Following months of negotiations, T-Mobile (NASDAQ:TMUS) and Sprint (NYSE:S) have scored a major victory as part of their proposed $26 billion merger: The U.S. Department of Justice has just approved the deal after the companies agreed to a package of concessions intended to preserve competition in the U.S. wireless market. Rumors that the approval was imminent sent Sprint shares higher on Wednesday, and CNBC reported last week that the DOJ was targeting this week for a final decision.
Here's where the megamerger stands.
Enabling a new fourth carrier
In line with what the previously media reported, T-Mobile and Sprint must divest Sprint's prepaid business, which includes Boost Mobile, Virgin Mobile, and Sprint's branded prepaid segment. Boost Mobile and Virgin Mobile are wholly owned subsidiaries that operate as mobile virtual network operators (MVNOs). DISH Network (NASDAQ:DISH) will scoop up the prepaid business in addition to wireless spectrum assets.

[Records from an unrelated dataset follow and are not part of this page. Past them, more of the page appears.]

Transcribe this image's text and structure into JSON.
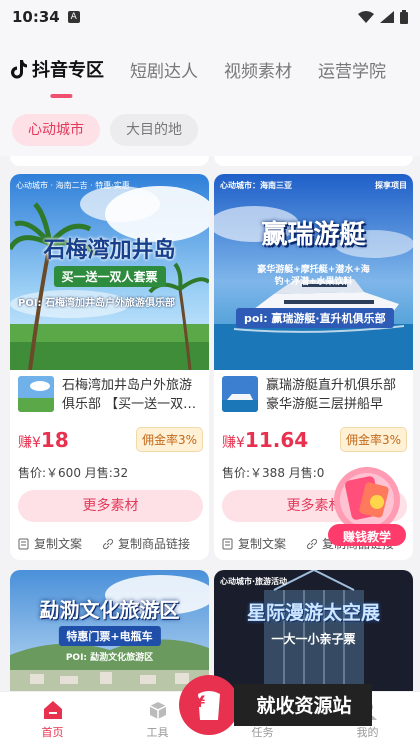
{
  "status": {
    "time": "10:34",
    "sim": "A"
  },
  "tabs": [
    {
      "label": "抖音专区",
      "active": true
    },
    {
      "label": "短剧达人"
    },
    {
      "label": "视频素材"
    },
    {
      "label": "运营学院"
    }
  ],
  "subtabs": [
    "心动城市",
    "大目的地"
  ],
  "cards": [
    {
      "banner_tag": "心动城市 · 海南二吉 · 特惠·实惠",
      "banner_title": "石梅湾加井岛",
      "banner_subtitle": "买一送一双人套票",
      "banner_poi": "POI: 石梅湾加井岛户外旅游俱乐部",
      "title": "石梅湾加井岛户外旅游俱乐部 【买一送一双…",
      "earn_prefix": "赚¥",
      "earn_value": "18",
      "rate": "佣金率3%",
      "price": "售价:￥600  月售:32",
      "more_label": "更多素材",
      "copy_text": "复制文案",
      "copy_link": "复制商品链接"
    },
    {
      "banner_tag": "心动城市：海南三亚",
      "banner_tag_right": "探享项目",
      "banner_title": "赢瑞游艇",
      "banner_subtitle": "豪华游艇+摩托艇+潜水+海钓+浮潜+水果饮料",
      "banner_poi": "poi: 赢瑞游艇·直升机俱乐部",
      "title": "赢瑞游艇直升机俱乐部 豪华游艇三层拼船早班…",
      "earn_prefix": "赚¥",
      "earn_value": "11.64",
      "rate": "佣金率3%",
      "price": "售价:￥388  月售:0",
      "more_label": "更多素材",
      "copy_text": "复制文案",
      "copy_link": "复制商品链接"
    },
    {
      "banner_title": "勐泐文化旅游区",
      "banner_subtitle": "特惠门票+电瓶车",
      "banner_poi": "POI: 勐泐文化旅游区"
    },
    {
      "banner_tag": "心动城市·旅游活动",
      "banner_title": "星际漫游太空展",
      "banner_subtitle": "一大一小亲子票"
    }
  ],
  "floating_badge": {
    "label": "赚钱教学"
  },
  "watermark": {
    "label": "就收资源站"
  },
  "bottom_nav": [
    {
      "label": "首页",
      "active": true
    },
    {
      "label": "工具"
    },
    {
      "label": "任务"
    },
    {
      "label": "我的"
    }
  ],
  "colors": {
    "accent": "#e8314e",
    "accent_light": "#fde1e6",
    "rate_bg": "#fff1d6"
  }
}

"Additionally, T-Mobile and Sprint must make available to Dish at least 20,000 cell sites and hundreds of retail locations," the DOJ notes in its announcement. "T-Mobile must also provide Dish with robust access to the T-Mobile network for a period of seven years while Dish builds out its own 5G network."
In other words, T-Mobile has to help support DISH's burgeoning wireless business, which will initially be composed of MVNOs buying wholesale capacity of the New T-Mobile network, giving DISH time to construct its own network. T-Mobile majority parent Deutsche Telekom has reportedly been concerned about the possibility of a larger company acquiring DISH and subsequently using New T-Mobile's network to compete against the combined entity, and it's unclear if the finalized divestiture deal comes with restrictions. Bloomberg reported earlier this week that DISH won't be able to sell off or transfer control of any of the assets for three years.
"With this merger and accompanying divestiture, we are expanding output significantly by ensuring that large amounts of currently unused or underused spectrum are made available to American consumers in the form of high quality 5G networks," DOJ antitrust chief Makan Delrahim said in a statement. "Today's settlement will provide Dish with the assets and transitional services required to become a facilities-based mobile network operator that can provide a full range of mobile wireless services nationwide."
Critics worry that DISH has "no experience" as a wireless carrier
It's also worth noting that the DOJ's proposed settlement includes five state attorneys general. Ten state prosecutors filed a multistate lawsuit in June to block the deal, with four more joining the fight. With five states -- Nebraska, Kansas, Ohio, Oklahoma, and South Dakota -- getting on board with the settlement, that leaves nine to proceed with the case. The DOJ is concurrently filing a lawsuit to block the deal, as well as the proposed settlement, which must be approved by the U.S. District Court for the District of Columbia.
New York Attorney General Letitia James still maintains that the merger will hurt consumers, even after the concessions. "We have serious concerns that cobbling together this new fourth mobile player, with the government picking winners and losers, will not address the merger's harm to consumers, workers, and innovation," James said in a release today. Her office points out that DISH "has never owned any kind of mobile wireless business and has no experience building or operating a nationwide mobile wireless network," undercutting the notion that DISH will be a competitive fourth carrier.